The women surveyed did want to retain some ceremonial space, so there's a formal front hall and parlor off the double-height foyer in the model house. But otherwise the emphasis is on the practical. The bathrooms, the stairs, and large closets are packed into a strip down the center of the house, and two sets of three rooms are lined up on either side. The garage fits within the rectangular footprint of the house, but along the side, so it no longer dominates the front of the house. The kitchen is positioned between the family room and the dining room, separated by swinging doors. The children's playroom is upstairs and over the garage, so the rugrats can jump up and down to their hearts' content.
The Built by Women house sounds superficially like the "open plan," the vogue in the 1960s, that was also supposed to offer ultimate flexibility. But the open plan proved less permanent than the lava lamp. No one wanted just a folding screen between the children's and parents' bedrooms. No one wanted to read a book in a drafty multipurpose area. That was for swingers, always planning their next key party. The 1990s flexible house is all about family. Family members can retreat to their own rooms, insulated from warring musical tastes by hallways, bathrooms, and closets. They have their own entrances: a mother-in-law suite on the first floor, a back door for dirty kids, a front door for first impressions. The entire family can come together around the dinner table, restored to central status from its incarnation as a nook or a counter. McCurry's house has lots of doorways and entrances, so that the mother-in-law and the children can find their own way to the dining room at dinner time, or exit when the parents need more privacy.

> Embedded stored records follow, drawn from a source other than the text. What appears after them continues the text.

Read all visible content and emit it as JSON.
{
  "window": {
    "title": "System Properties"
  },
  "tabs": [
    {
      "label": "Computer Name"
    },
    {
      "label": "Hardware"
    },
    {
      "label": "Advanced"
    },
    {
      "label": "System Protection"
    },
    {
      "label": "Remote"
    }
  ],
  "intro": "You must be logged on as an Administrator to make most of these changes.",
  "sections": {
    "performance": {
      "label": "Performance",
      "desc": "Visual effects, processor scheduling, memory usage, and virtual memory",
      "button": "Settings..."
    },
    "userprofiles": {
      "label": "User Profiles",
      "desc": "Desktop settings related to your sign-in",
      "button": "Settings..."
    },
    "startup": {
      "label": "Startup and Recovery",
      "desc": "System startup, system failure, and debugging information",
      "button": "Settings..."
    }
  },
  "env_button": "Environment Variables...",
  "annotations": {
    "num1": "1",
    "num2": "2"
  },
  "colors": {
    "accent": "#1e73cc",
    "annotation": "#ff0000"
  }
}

The living room can be a home-entertainment center when the kids are young (it is well insulated, so Barney need not take over the house) and then a home office in the empty-nest stage (it's wired for the Internet).
The Built by Women model home encloses a clear theory about keeping your family intact. Old-style feminism would have quarreled with Traditional Home's premise that women cared (and wanted to care) more about their homes than men do, and rejected the idea that the new-style "dream house" would involve more space for housework. But the magazine's contribution, feminist in its own way, is the utility of a plan that allows each room to have another function depending on the age of the owners, their children, and their parents--utility in the service of family unity. The Built by Women house is like a new wardrobe, with all the promise of the early Donna Karan: a house that fits, and stretches, and won't go out of style. Built by Women's goal is to put the average American family in a house that suits, for as long as possible.
Alexandra Lange is an architecture and design critic and author of Writing About Architecture: Mastering the Language of Buildings and Cities. Follow her on Twitter.